For those with the foresight to deal with the lack of software developers head-on, the positives of teaming up with a software-development company are clear.
1. Resources, Resources, Resources
Not only do software houses have all the right hardware at their fingertips, they also tend to work in large teams with dedicated team leaders and project managers. This means they can pool their experience and knowledge, making them decidedly more effective than outsourcing firms where developers work in isolation without cooperation or project coordination.
2. From A to Z
Working with a development team means applications are planned holistically, taking User Experience (UX) and User Interaction (UI) into careful consideration, but built using the Agile Method, proven to make them less likely to fail.
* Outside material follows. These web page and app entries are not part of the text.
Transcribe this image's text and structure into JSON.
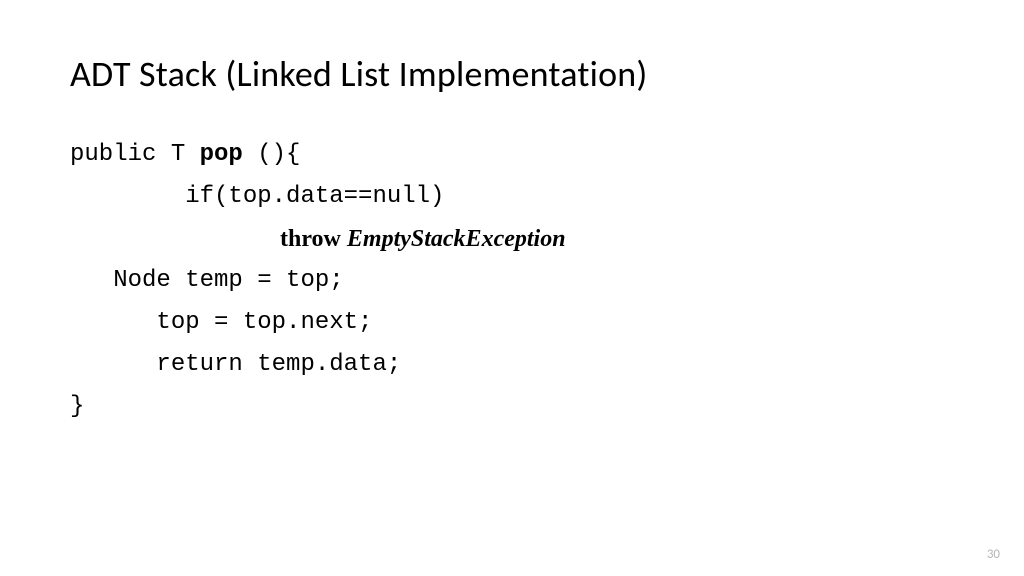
{
  "title": "ADT Stack (Linked List Implementation)",
  "code": {
    "line1_prefix": "public T ",
    "line1_method": "pop",
    "line1_suffix": " (){",
    "line2": "        if(top.data==null)",
    "line3_throw": "throw ",
    "line3_exception": "EmptyStackException",
    "line4": "   Node temp = top;",
    "line5": "      top = top.next;",
    "line6": "      return temp.data;",
    "line7": "}"
  },
  "page_number": "30"
}
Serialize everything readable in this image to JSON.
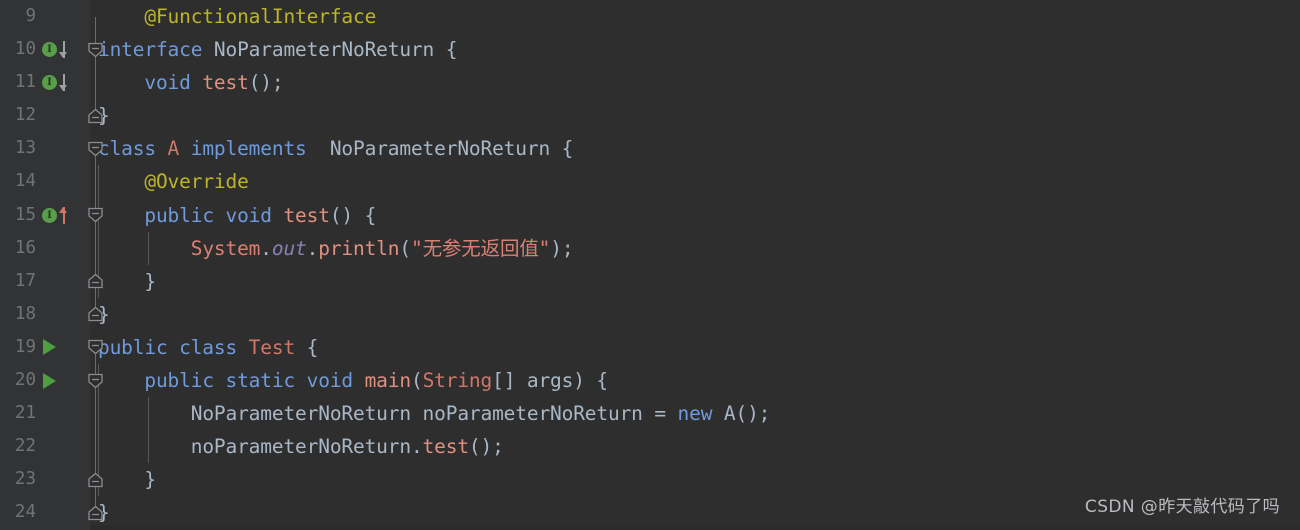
{
  "editor": {
    "theme": "darcula",
    "background_color": "#2e2e2e",
    "gutter_color": "#313335",
    "first_line": 9,
    "last_line": 24
  },
  "colors": {
    "keyword": "#6f9adb",
    "annotation": "#bbb529",
    "string": "#d98073",
    "class_ref": "#d0766a",
    "method": "#e0907f",
    "static_field": "#8a7fb5",
    "default_text": "#a9b7c6",
    "line_number": "#717375",
    "implemented_marker": "#5a9e4b",
    "run_marker": "#4f9e3f",
    "override_arrow": "#d0766a"
  },
  "lines": [
    {
      "number": "9",
      "marker": "none",
      "fold": "none",
      "fold_line": "half-bot",
      "indent_guides": 0,
      "tokens": [
        {
          "text": "    ",
          "class": "punct"
        },
        {
          "text": "@FunctionalInterface",
          "class": "anno"
        }
      ]
    },
    {
      "number": "10",
      "marker": "implemented-down",
      "fold": "start",
      "fold_line": "full",
      "indent_guides": 0,
      "tokens": [
        {
          "text": "interface ",
          "class": "kw"
        },
        {
          "text": "NoParameterNoReturn",
          "class": "cls"
        },
        {
          "text": " {",
          "class": "punct"
        }
      ]
    },
    {
      "number": "11",
      "marker": "implemented-down",
      "fold": "none",
      "fold_line": "full",
      "indent_guides": 0,
      "tokens": [
        {
          "text": "    ",
          "class": "punct"
        },
        {
          "text": "void ",
          "class": "kw"
        },
        {
          "text": "test",
          "class": "mth"
        },
        {
          "text": "();",
          "class": "punct"
        }
      ]
    },
    {
      "number": "12",
      "marker": "none",
      "fold": "end",
      "fold_line": "half-top",
      "indent_guides": 0,
      "tokens": [
        {
          "text": "}",
          "class": "punct"
        }
      ]
    },
    {
      "number": "13",
      "marker": "none",
      "fold": "start",
      "fold_line": "half-bot",
      "indent_guides": 0,
      "tokens": [
        {
          "text": "class ",
          "class": "kw"
        },
        {
          "text": "A",
          "class": "type"
        },
        {
          "text": " implements",
          "class": "kw"
        },
        {
          "text": "  ",
          "class": "punct"
        },
        {
          "text": "NoParameterNoReturn",
          "class": "cls"
        },
        {
          "text": " {",
          "class": "punct"
        }
      ]
    },
    {
      "number": "14",
      "marker": "none",
      "fold": "none",
      "fold_line": "full",
      "indent_guides": 1,
      "tokens": [
        {
          "text": "    ",
          "class": "punct"
        },
        {
          "text": "@Override",
          "class": "anno"
        }
      ]
    },
    {
      "number": "15",
      "marker": "implemented-up",
      "fold": "start",
      "fold_line": "full",
      "indent_guides": 1,
      "tokens": [
        {
          "text": "    ",
          "class": "punct"
        },
        {
          "text": "public void ",
          "class": "kw"
        },
        {
          "text": "test",
          "class": "mth"
        },
        {
          "text": "() {",
          "class": "punct"
        }
      ]
    },
    {
      "number": "16",
      "marker": "none",
      "fold": "none",
      "fold_line": "full",
      "indent_guides": 2,
      "tokens": [
        {
          "text": "        ",
          "class": "punct"
        },
        {
          "text": "System",
          "class": "sysout"
        },
        {
          "text": ".",
          "class": "punct"
        },
        {
          "text": "out",
          "class": "fld"
        },
        {
          "text": ".",
          "class": "punct"
        },
        {
          "text": "println",
          "class": "mth"
        },
        {
          "text": "(",
          "class": "punct"
        },
        {
          "text": "\"无参无返回值\"",
          "class": "str"
        },
        {
          "text": ");",
          "class": "punct"
        }
      ]
    },
    {
      "number": "17",
      "marker": "none",
      "fold": "end",
      "fold_line": "full",
      "indent_guides": 1,
      "tokens": [
        {
          "text": "    }",
          "class": "punct"
        }
      ]
    },
    {
      "number": "18",
      "marker": "none",
      "fold": "end",
      "fold_line": "half-top",
      "indent_guides": 0,
      "tokens": [
        {
          "text": "}",
          "class": "punct"
        }
      ]
    },
    {
      "number": "19",
      "marker": "run",
      "fold": "start",
      "fold_line": "half-bot",
      "indent_guides": 0,
      "tokens": [
        {
          "text": "public class ",
          "class": "kw"
        },
        {
          "text": "Test",
          "class": "type"
        },
        {
          "text": " {",
          "class": "punct"
        }
      ]
    },
    {
      "number": "20",
      "marker": "run",
      "fold": "start",
      "fold_line": "full",
      "indent_guides": 1,
      "tokens": [
        {
          "text": "    ",
          "class": "punct"
        },
        {
          "text": "public static void ",
          "class": "kw"
        },
        {
          "text": "main",
          "class": "mth"
        },
        {
          "text": "(",
          "class": "punct"
        },
        {
          "text": "String",
          "class": "type"
        },
        {
          "text": "[] args) {",
          "class": "punct"
        }
      ]
    },
    {
      "number": "21",
      "marker": "none",
      "fold": "none",
      "fold_line": "full",
      "indent_guides": 2,
      "tokens": [
        {
          "text": "        ",
          "class": "punct"
        },
        {
          "text": "NoParameterNoReturn",
          "class": "cls"
        },
        {
          "text": " noParameterNoReturn = ",
          "class": "ident"
        },
        {
          "text": "new ",
          "class": "kw"
        },
        {
          "text": "A",
          "class": "cls"
        },
        {
          "text": "();",
          "class": "punct"
        }
      ]
    },
    {
      "number": "22",
      "marker": "none",
      "fold": "none",
      "fold_line": "full",
      "indent_guides": 2,
      "tokens": [
        {
          "text": "        ",
          "class": "punct"
        },
        {
          "text": "noParameterNoReturn",
          "class": "ident"
        },
        {
          "text": ".",
          "class": "punct"
        },
        {
          "text": "test",
          "class": "mth"
        },
        {
          "text": "();",
          "class": "punct"
        }
      ]
    },
    {
      "number": "23",
      "marker": "none",
      "fold": "end",
      "fold_line": "full",
      "indent_guides": 1,
      "tokens": [
        {
          "text": "    }",
          "class": "punct"
        }
      ]
    },
    {
      "number": "24",
      "marker": "none",
      "fold": "end",
      "fold_line": "half-top",
      "indent_guides": 0,
      "tokens": [
        {
          "text": "}",
          "class": "punct"
        }
      ]
    }
  ],
  "watermark": {
    "text": "CSDN @昨天敲代码了吗"
  }
}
A dedicated tech firm also has the advantage of providing post-release analysis, which is often overlooked in the haste to finish a project.
One major advantage of having a large pool of specialists working in a dedicated environment is continuity. No need to worry about a key software developer quitting in the middle of the development process since he or she has numerous colleagues ready to step in and take over almost immediately, helping guarantee a project’s success.
Perhaps most importantly, putting things in the hands of a full-service software house means companies are free to focus on the business side of their enterprise. No HR merry-go-round to replace IT specialists and no lengthy delays while replacement developers are found. All of this saves time and money and makes everyone happy.